§ **Task goal**
Show each line of the listing in which the word "PIPING" occurs.

§ **Information provided**
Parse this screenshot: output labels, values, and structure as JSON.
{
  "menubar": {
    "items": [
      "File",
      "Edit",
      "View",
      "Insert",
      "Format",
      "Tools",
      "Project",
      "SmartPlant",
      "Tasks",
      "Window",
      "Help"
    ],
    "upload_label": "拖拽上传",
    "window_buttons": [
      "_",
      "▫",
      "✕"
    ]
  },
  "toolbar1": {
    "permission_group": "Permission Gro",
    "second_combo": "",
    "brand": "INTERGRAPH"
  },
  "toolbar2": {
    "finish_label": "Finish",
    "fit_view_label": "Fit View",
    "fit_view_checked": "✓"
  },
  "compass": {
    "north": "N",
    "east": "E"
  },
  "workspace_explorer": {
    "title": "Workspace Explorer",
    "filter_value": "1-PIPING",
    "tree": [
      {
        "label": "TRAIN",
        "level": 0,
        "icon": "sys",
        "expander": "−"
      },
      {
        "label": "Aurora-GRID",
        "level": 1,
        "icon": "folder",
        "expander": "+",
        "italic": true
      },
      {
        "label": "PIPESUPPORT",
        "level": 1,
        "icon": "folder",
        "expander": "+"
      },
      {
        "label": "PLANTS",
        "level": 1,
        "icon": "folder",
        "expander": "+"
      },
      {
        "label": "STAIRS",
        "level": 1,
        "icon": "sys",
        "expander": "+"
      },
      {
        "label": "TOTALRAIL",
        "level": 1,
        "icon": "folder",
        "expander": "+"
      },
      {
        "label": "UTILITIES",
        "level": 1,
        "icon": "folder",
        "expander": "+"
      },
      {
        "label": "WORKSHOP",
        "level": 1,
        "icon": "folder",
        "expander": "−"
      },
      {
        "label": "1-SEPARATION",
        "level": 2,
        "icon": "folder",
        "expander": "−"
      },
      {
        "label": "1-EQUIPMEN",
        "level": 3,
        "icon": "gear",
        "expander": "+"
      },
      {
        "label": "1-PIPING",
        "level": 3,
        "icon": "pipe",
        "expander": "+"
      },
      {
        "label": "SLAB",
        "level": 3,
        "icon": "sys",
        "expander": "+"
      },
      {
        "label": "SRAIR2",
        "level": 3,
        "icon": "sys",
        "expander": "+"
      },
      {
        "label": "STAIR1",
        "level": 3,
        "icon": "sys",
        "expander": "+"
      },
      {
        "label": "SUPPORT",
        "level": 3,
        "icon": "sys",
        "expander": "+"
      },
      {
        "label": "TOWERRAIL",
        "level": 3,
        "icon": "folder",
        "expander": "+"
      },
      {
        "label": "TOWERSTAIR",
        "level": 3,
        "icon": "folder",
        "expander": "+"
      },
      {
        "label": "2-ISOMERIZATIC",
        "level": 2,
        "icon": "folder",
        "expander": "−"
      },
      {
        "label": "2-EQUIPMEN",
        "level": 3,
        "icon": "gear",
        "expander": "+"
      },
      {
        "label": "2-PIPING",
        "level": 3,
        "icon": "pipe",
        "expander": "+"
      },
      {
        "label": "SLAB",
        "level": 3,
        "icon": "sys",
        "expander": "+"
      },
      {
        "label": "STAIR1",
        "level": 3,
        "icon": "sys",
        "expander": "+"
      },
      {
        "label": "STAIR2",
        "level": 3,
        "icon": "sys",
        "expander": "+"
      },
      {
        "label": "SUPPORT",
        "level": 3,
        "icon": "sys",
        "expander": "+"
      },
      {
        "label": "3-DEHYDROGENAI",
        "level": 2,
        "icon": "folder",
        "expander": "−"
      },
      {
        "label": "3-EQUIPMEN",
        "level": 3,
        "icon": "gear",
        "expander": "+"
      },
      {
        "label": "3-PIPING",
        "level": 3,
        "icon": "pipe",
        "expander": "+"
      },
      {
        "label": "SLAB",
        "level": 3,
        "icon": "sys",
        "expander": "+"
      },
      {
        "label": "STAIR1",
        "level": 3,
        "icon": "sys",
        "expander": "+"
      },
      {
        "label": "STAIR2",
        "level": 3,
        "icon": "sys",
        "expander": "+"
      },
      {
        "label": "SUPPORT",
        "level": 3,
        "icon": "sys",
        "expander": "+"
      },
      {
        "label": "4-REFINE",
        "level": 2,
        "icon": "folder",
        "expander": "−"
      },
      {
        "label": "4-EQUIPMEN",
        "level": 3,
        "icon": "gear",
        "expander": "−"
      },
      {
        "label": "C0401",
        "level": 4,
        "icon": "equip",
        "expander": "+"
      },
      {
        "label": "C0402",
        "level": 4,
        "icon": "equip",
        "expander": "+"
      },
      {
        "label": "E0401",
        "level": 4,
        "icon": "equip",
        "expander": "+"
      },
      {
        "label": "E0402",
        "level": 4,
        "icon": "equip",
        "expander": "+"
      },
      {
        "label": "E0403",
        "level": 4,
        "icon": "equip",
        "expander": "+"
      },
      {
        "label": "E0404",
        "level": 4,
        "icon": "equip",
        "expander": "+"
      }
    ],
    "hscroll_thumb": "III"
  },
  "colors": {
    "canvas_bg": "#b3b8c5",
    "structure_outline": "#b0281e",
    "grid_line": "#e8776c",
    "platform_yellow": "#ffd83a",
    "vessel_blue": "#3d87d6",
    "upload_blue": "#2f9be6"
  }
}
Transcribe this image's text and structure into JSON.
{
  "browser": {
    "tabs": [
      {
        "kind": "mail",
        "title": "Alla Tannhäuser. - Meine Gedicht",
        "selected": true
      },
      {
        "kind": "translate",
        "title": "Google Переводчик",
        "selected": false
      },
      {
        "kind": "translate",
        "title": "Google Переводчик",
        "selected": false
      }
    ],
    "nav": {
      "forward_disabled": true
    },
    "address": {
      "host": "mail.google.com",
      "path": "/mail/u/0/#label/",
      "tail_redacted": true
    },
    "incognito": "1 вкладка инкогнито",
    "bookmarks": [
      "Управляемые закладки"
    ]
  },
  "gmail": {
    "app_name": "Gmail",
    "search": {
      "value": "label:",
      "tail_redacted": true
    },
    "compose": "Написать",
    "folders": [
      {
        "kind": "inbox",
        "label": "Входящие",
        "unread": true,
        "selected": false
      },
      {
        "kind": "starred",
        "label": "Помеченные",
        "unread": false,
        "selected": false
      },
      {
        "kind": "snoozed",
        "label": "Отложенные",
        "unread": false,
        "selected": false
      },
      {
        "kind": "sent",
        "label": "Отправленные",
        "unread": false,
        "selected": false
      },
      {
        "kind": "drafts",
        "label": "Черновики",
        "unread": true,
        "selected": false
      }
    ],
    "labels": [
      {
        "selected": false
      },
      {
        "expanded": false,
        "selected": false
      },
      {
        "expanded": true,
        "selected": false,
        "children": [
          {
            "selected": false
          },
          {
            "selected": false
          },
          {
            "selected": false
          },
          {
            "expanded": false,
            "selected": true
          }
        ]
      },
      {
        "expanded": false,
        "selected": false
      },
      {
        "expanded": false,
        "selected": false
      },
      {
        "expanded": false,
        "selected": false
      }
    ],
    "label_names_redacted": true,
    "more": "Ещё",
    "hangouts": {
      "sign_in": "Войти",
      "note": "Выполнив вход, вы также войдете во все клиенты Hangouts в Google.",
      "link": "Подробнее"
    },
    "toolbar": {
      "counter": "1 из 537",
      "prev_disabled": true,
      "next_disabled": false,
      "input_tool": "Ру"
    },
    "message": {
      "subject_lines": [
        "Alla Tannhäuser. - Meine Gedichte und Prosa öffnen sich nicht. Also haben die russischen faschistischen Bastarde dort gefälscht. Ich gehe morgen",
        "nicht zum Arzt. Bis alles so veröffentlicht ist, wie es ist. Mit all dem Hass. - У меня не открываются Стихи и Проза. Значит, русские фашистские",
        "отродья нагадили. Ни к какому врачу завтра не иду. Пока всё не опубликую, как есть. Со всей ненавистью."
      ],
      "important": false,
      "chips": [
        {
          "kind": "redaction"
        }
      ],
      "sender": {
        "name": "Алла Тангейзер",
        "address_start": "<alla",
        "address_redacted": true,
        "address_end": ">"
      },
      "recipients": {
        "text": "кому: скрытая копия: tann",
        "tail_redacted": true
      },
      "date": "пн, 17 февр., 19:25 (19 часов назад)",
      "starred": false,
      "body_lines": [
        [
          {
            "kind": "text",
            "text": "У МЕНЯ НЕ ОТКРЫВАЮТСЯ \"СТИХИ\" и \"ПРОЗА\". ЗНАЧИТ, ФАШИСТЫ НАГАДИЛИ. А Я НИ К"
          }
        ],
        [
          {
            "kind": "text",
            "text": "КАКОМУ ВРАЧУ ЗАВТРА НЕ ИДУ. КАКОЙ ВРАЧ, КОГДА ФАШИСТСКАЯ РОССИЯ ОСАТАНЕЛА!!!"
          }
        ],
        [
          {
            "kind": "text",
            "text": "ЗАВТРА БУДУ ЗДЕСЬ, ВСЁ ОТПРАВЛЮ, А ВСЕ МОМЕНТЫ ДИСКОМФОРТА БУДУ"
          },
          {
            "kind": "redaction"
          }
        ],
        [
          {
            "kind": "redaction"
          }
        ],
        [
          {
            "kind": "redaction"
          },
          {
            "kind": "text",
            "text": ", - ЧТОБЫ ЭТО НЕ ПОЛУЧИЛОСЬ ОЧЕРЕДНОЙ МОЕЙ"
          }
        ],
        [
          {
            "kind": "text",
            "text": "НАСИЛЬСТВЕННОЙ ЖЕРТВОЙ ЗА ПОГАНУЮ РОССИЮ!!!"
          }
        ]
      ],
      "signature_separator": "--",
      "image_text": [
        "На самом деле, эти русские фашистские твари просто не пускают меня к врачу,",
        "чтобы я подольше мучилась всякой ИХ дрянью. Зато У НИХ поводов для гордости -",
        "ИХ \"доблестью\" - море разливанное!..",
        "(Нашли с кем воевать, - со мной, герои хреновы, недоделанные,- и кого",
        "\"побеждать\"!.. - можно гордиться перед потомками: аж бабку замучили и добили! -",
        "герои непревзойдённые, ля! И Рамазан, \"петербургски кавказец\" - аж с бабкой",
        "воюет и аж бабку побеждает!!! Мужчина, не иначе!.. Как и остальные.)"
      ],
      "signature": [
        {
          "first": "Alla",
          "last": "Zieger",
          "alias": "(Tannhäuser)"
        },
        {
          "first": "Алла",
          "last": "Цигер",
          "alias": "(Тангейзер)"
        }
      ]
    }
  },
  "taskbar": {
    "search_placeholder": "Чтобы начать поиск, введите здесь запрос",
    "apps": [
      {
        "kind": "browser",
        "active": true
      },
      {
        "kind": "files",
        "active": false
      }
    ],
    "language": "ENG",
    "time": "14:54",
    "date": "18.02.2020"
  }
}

§ **Solved exercise**
    "filter_value": "1-PIPING",
        "label": "1-PIPING",
        "label": "2-PIPING",
        "label": "3-PIPING",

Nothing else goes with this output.